Dingleberry Pi turns 1 years old this week. Throughout that time, we’ve achieved 99.97% uptime, and the growth of visits has been phenomenal. It’s been a year of learning, testing and tweaking, overcoming some of the shortfalls that the Raspberry Pi has.

Something I’m experiencing quite a lot is MySQL service outages, and given the site attracts 16,000 visits a month, this is understandable. The 512mb model B is undoubtably more capable of handling more traffic than its earlier 256mb sibling, but how do you overcome service outage, and how do you get alerted when it happens?Birthday

Steps I’ve taken to keep the site online

There’s no getting round that the more visits you receive, the harder your Raspberry Pi server has to work, the more likely it is to go wrong from time to time. I’ve set a cron to restart mysql twice a day. This clears the service cache and has made a massive difference.

Uninstall any unnecessary services, and check your configuration in my.cnf. Tweaking your memory buffer settings can help. I will cover this in a tutorial at a later date.

Use a caching plugin if you’re running a WordPress site. WordPress gets more and more database hungry with every passing update. Using a caching plugin like Quick Cache massively reduces server load, and load times of the pages on your site.

Keep it backed up! I have a nightly backup to Amazon S3, and touching wood, never had to restore one yet, but the piece of mind helps me sleep at night!

Steps I’m going to take

The next step, without a doubt is to put the MySQL service on a separate Raspberry Pi. The Raspberry Pi that hosts the entire site at the moment will only manage Apache2, PHP and postfix.
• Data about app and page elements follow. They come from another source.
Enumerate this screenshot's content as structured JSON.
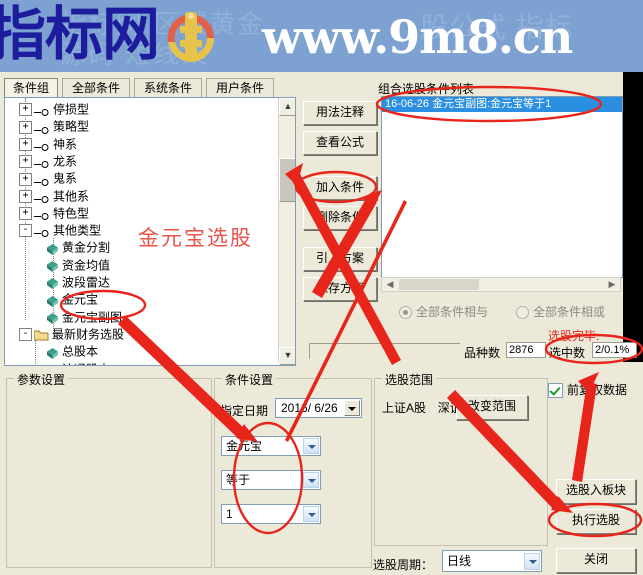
{
  "banner": {
    "title": "指标网",
    "url": "www.9m8.cn",
    "logo_text": "www.9m8.cn",
    "ghost_line1": "指标网 区域黄金",
    "ghost_line2": "源码 短线集",
    "ghost_line3": "股公式 指标",
    "bg_color": "#7da2d1",
    "title_color": "#1c1c9c"
  },
  "tabs": [
    {
      "label": "条件组",
      "selected": true
    },
    {
      "label": "全部条件",
      "selected": false
    },
    {
      "label": "系统条件",
      "selected": false
    },
    {
      "label": "用户条件",
      "selected": false
    }
  ],
  "tree": {
    "watermark": "金元宝选股",
    "watermark_color": "#e8534a",
    "nodes": [
      {
        "label": "停损型",
        "type": "group",
        "expander": "+",
        "indent": 0
      },
      {
        "label": "策略型",
        "type": "group",
        "expander": "+",
        "indent": 0
      },
      {
        "label": "神系",
        "type": "group",
        "expander": "+",
        "indent": 0
      },
      {
        "label": "龙系",
        "type": "group",
        "expander": "+",
        "indent": 0
      },
      {
        "label": "鬼系",
        "type": "group",
        "expander": "+",
        "indent": 0
      },
      {
        "label": "其他系",
        "type": "group",
        "expander": "+",
        "indent": 0
      },
      {
        "label": "特色型",
        "type": "group",
        "expander": "+",
        "indent": 0
      },
      {
        "label": "其他类型",
        "type": "group",
        "expander": "-",
        "indent": 0
      },
      {
        "label": "黄金分割",
        "type": "leaf",
        "expander": "",
        "indent": 1
      },
      {
        "label": "资金均值",
        "type": "leaf",
        "expander": "",
        "indent": 1
      },
      {
        "label": "波段雷达",
        "type": "leaf",
        "expander": "",
        "indent": 1
      },
      {
        "label": "金元宝",
        "type": "leaf",
        "expander": "",
        "indent": 1
      },
      {
        "label": "金元宝副图",
        "type": "leaf",
        "expander": "",
        "indent": 1,
        "circled": true
      },
      {
        "label": "最新财务选股",
        "type": "folder",
        "expander": "-",
        "indent": 0
      },
      {
        "label": "总股本",
        "type": "leaf",
        "expander": "",
        "indent": 1
      },
      {
        "label": "流通股本",
        "type": "leaf",
        "expander": "",
        "indent": 1
      }
    ]
  },
  "commands": [
    {
      "label": "用法注释",
      "name": "usage-note-button"
    },
    {
      "label": "查看公式",
      "name": "view-formula-button"
    },
    {
      "label": "加入条件",
      "name": "add-condition-button",
      "circled": true
    },
    {
      "label": "删除条件",
      "name": "delete-condition-button"
    },
    {
      "label": "引入方案",
      "name": "import-plan-button"
    },
    {
      "label": "保存方案",
      "name": "save-plan-button"
    }
  ],
  "condition_list": {
    "title": "组合选股条件列表",
    "items": [
      {
        "text": "16-06-26  金元宝副图:金元宝等于1",
        "selected": true
      }
    ]
  },
  "logic_options": [
    {
      "label": "全部条件相与",
      "checked": true
    },
    {
      "label": "全部条件相或",
      "checked": false
    }
  ],
  "status": {
    "done_text": "选股完毕.",
    "done_color": "#e02a1f",
    "variety_label": "品种数",
    "variety_value": "2876",
    "selected_label": "选中数",
    "selected_value": "2/0.1%"
  },
  "param_panel": {
    "legend": "参数设置"
  },
  "condition_panel": {
    "legend": "条件设置",
    "date_label": "指定日期",
    "date_value": "2016/ 6/26",
    "field_combo": "金元宝",
    "operator_combo": "等于",
    "value_combo": "1"
  },
  "range_panel": {
    "legend": "选股范围",
    "market1": "上证A股",
    "market2": "深证A股",
    "change_button": "改变范围",
    "cycle_label": "选股周期：",
    "cycle_value": "日线"
  },
  "right_controls": {
    "checkbox_label": "前复权数据",
    "checkbox_checked": true,
    "add_to_block_button": "选股入板块",
    "run_button": "执行选股",
    "close_button": "关闭"
  }
}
The second will run as a dedicated MySQL server. Sharing the load across two devices reduces the likelihood of service outage.

Once I’ve acquired the necessary skills, my intention is to create a cluster of 4 Raspberry Pi’s, which will act as a single server. Yet again, a tutorial will follow in due course!

Staying aware of outages

It’s important to be kept in the loop of outages on any web server. Using services like Pingdom, you can be alerted of system down time.

Aside from the usual ping tests, I’ve created a transactional test that alerts me when the MySQL service is down. See the screenshot below for the settings to use for your own test.

Pingdom MySQL check

What I’ve learnt in the project so far

This year-long project has been a real eye opener for me, and there’s so much that I’ve learnt along the way. This is what I’ve learnt in the past year:

  • A Raspberry Pi can run Apache2, PHP and MySQL reasonably well
  • You can reliably run a WordPress site from a Raspberry Pi Web Server
  • The Raspberry Pi can perform better by overclocking it and running the OS from a high quality USB Flash drive
  • They stay relatively cool, although heatsinks are recommended
  • They can handle upwards of 16,000 visits a month with only a couple of service failures. Afterall, we are really testing the capabilities of these £30 web servers!

I don’t know where I’m taking the project next, but it will carry on. I’m a backer of the Ghost blogging platform, so a natural progression would be to try running this on a Raspberry Pi. As mentioned before, having two Raspberry Pi’s to run the site, but this is only to serve the growing traffic to the site. What are your thoughts, what should I try next and where should the project go? Comment below.